(4)   Theater group with Adi and Ortal from the artists’ garin. 5 girls, they see Moran all the time in the neighborhood, all grew up here. Naomi: what do we do here: relaxation exercises, drama, presentations, movement. Rivka: we learn so much here, we did a show for the younger kids, but we also get the chance to talk here about other things, about politics, life, culture. There's such a warm feeling for us here, they care about us and what we feel and think. It helps me in school as well. My horizons have opened wider here. Adi and Ortal aren’t just teachers, they’ve done so much in the community, everyone loves them, they’ve put on a show for the community, “Servant of Two Masters” (by Goldoni). Tzviah (in pink) – we’re talking today about our relations with Arabs and the price tag concept, we’re trying to understand what we feel and why  [amazing openness to discussion and grappling with difficult concepts], we’re discussing it through the concept of the stranger and the other, someone different from me, we’re preparing a show about it. [this was really impressive – I was expectin g a political discussion but they're doing this through theater and moral concepts]. Adi explains that the girls are increasingly volunteering, getting involved in the community, helping in other roles.

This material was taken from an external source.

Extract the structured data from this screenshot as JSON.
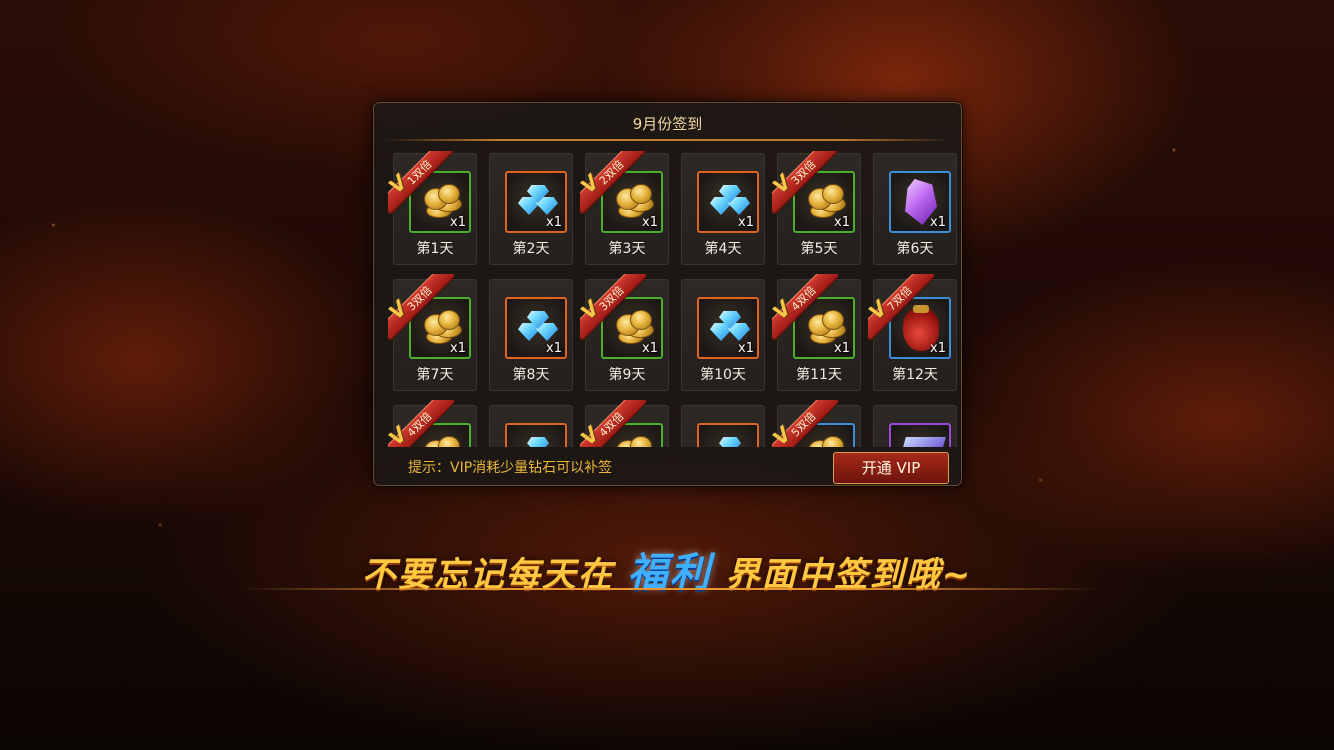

(5)   Sujud is leading a Zumba class. She's from Yafiya (near Natzrat)